§ **Data for review**
-*-

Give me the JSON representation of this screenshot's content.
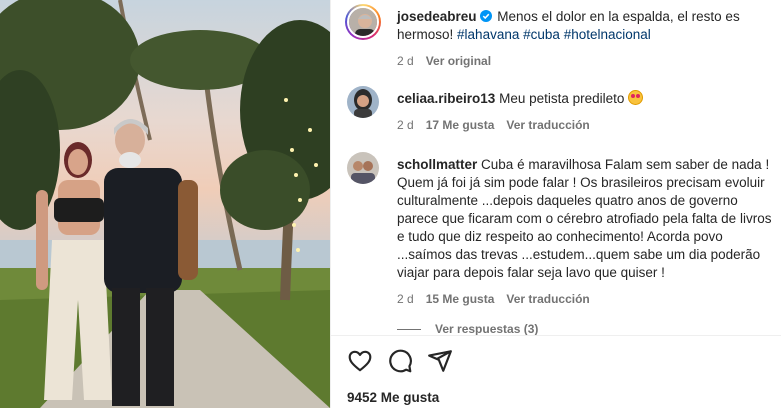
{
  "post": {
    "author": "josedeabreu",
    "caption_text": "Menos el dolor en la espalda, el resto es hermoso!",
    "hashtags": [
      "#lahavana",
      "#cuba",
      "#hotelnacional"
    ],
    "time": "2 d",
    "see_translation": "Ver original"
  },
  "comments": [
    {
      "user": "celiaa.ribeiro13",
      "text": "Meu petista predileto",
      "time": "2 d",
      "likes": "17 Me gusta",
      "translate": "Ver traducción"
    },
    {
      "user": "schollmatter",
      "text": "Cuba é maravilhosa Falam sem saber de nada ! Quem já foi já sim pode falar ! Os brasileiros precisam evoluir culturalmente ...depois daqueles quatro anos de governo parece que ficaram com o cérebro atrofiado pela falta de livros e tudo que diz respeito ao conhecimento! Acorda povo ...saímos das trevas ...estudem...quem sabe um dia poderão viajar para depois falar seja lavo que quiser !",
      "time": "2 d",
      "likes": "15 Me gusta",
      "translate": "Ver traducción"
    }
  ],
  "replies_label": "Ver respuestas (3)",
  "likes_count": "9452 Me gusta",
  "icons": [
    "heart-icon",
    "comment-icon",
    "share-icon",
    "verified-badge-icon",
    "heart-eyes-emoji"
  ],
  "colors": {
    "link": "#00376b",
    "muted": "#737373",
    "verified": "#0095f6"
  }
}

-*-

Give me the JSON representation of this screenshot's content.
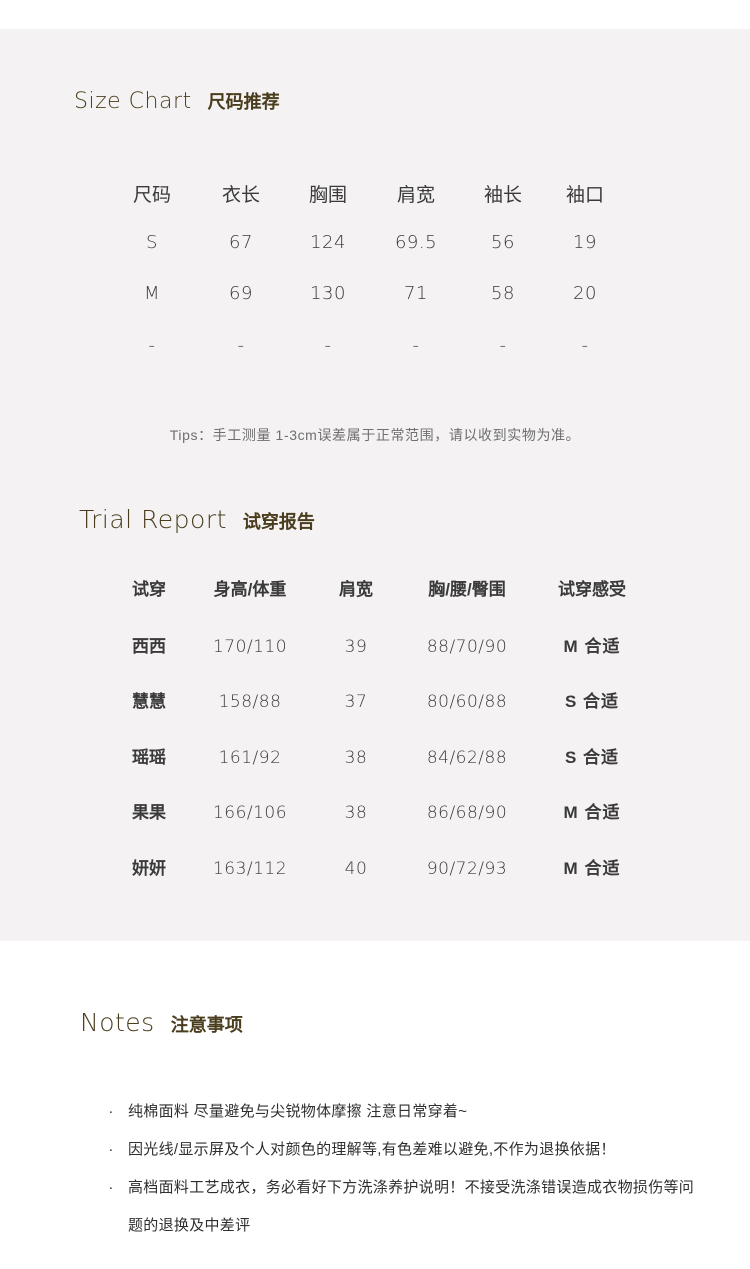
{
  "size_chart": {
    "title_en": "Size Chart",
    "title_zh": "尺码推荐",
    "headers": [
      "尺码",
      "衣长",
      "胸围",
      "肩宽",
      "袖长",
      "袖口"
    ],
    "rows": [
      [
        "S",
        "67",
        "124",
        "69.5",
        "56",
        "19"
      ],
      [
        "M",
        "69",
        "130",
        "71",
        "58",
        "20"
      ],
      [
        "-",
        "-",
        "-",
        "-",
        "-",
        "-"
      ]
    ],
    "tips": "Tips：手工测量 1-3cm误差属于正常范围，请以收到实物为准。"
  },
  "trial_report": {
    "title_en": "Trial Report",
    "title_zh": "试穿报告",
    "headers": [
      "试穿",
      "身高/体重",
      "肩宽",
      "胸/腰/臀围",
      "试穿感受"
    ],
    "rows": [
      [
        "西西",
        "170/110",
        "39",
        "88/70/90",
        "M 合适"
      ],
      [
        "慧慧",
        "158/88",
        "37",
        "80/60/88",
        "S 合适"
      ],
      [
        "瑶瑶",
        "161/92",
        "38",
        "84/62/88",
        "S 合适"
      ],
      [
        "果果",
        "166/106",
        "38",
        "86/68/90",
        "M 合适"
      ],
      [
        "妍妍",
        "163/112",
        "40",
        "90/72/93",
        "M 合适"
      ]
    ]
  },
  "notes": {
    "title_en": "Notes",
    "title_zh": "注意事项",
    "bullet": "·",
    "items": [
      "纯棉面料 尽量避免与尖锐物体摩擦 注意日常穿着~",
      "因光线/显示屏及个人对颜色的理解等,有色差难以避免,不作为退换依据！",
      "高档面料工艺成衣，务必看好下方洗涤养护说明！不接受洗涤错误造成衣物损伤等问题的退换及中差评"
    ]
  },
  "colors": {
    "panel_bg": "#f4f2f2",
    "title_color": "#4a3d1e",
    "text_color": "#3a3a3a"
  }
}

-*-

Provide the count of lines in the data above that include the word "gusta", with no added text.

3